Put your soil to the test.

Apply some back-to-school spirit to your lawn by considering a soil test to determine the quality of your soil. Soil testing is easy; you can usually find access to a local soil testing lab online or through your local greenhouse or hardware store. Having a few samples of your lawn area’s soil tested will let you know how your lawn is doing, how nutrient-rich it is (i.e. nitrogen and phosphorous content), and how many contaminates it contains.

Experts recommend soil testing during the fall to give time for using the results for the next growing season.
Weed, or warn weeds away.

Late summer / early fall is a good time to tackle those weeds, but keep a few things in mind:

  • Some herbicides used in weed killers can prevent new lawn seeds from germinating, so if you’ve just fed your grass, take a pass on herbicides.
  • No weeds yet? Be proactive by using herbicides for “pre-emergent” weeds. These products can help keep your lawn weed-free during the fall.

Loosen things up.
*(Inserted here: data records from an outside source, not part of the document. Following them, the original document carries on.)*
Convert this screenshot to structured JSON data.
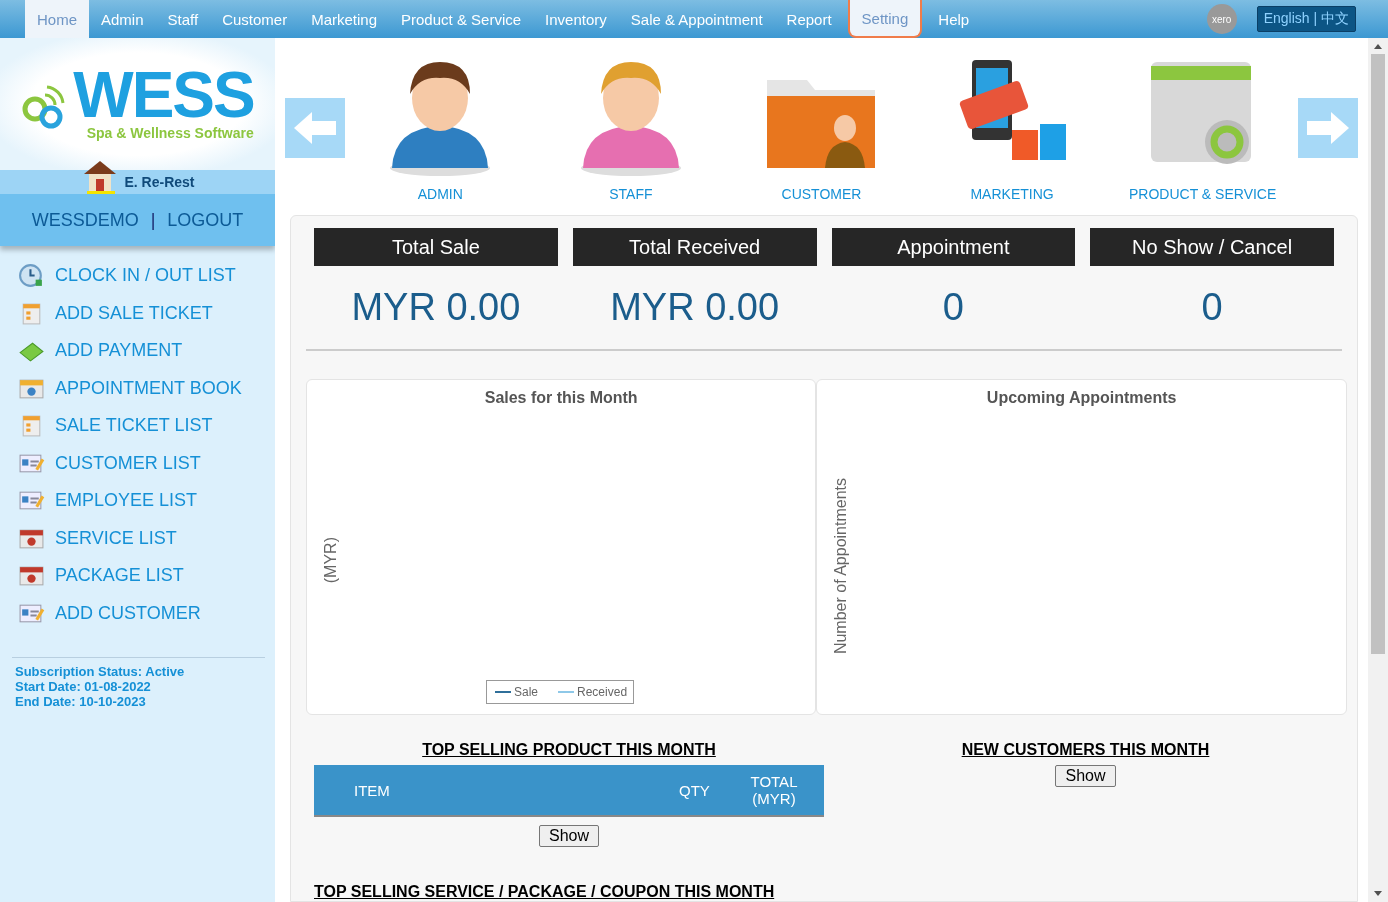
{
  "nav": {
    "items": [
      {
        "label": "Home",
        "selected": true,
        "focused": false
      },
      {
        "label": "Admin",
        "selected": false,
        "focused": false
      },
      {
        "label": "Staff",
        "selected": false,
        "focused": false
      },
      {
        "label": "Customer",
        "selected": false,
        "focused": false
      },
      {
        "label": "Marketing",
        "selected": false,
        "focused": false
      },
      {
        "label": "Product & Service",
        "selected": false,
        "focused": false
      },
      {
        "label": "Inventory",
        "selected": false,
        "focused": false
      },
      {
        "label": "Sale & Appointment",
        "selected": false,
        "focused": false
      },
      {
        "label": "Report",
        "selected": false,
        "focused": false
      },
      {
        "label": "Setting",
        "selected": true,
        "focused": true
      },
      {
        "label": "Help",
        "selected": false,
        "focused": false
      }
    ],
    "xero": "xero",
    "language": "English | 中文"
  },
  "sidebar": {
    "logo": {
      "title": "WESS",
      "subtitle": "Spa & Wellness Software"
    },
    "outlet": "E. Re-Rest",
    "user": "WESSDEMO",
    "separator": "|",
    "logout": "LOGOUT",
    "menu": [
      "CLOCK IN / OUT LIST",
      "ADD SALE TICKET",
      "ADD PAYMENT",
      "APPOINTMENT BOOK",
      "SALE TICKET LIST",
      "CUSTOMER LIST",
      "EMPLOYEE LIST",
      "SERVICE LIST",
      "PACKAGE LIST",
      "ADD CUSTOMER"
    ],
    "subscription": [
      "Subscription Status: Active",
      "Start Date: 01-08-2022",
      "End Date: 10-10-2023"
    ]
  },
  "shortcuts": [
    "ADMIN",
    "STAFF",
    "CUSTOMER",
    "MARKETING",
    "PRODUCT & SERVICE"
  ],
  "stats": [
    {
      "label": "Total Sale",
      "value": "MYR 0.00"
    },
    {
      "label": "Total Received",
      "value": "MYR 0.00"
    },
    {
      "label": "Appointment",
      "value": "0"
    },
    {
      "label": "No Show / Cancel",
      "value": "0"
    }
  ],
  "sales_chart": {
    "title": "Sales for this Month",
    "ylabel": "(MYR)",
    "legend": [
      {
        "name": "Sale",
        "color": "#2f6f9a"
      },
      {
        "name": "Received",
        "color": "#8ec8e8"
      }
    ]
  },
  "appointments_chart": {
    "title": "Upcoming Appointments",
    "ylabel": "Number of Appointments"
  },
  "top_products": {
    "title": "TOP SELLING PRODUCT THIS MONTH",
    "columns": [
      "ITEM",
      "QTY",
      "TOTAL (MYR)"
    ],
    "button": "Show"
  },
  "new_customers": {
    "title": "NEW CUSTOMERS THIS MONTH",
    "button": "Show"
  },
  "top_services": {
    "title": "TOP SELLING SERVICE / PACKAGE / COUPON THIS MONTH"
  }
}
This time of year is also good for aerating, which loosens up the soil beneath the lawn and can be a good time for seeding. Waiting for some rain to get the soil in good condition first is wise, and waiting until after you aerate to seed is even wiser. Do you live in a hot, dry climate? You may want to wait to aerate, since aerating an overly dry lawn can damage your soil.
No need for any of these three tips? Then just keep mowing, watering, and wait for cooler temperatures. Fall and winter are lower maintenance seasons for lawns, freeing you to do some more creative things with your landscape; or, to simply relax!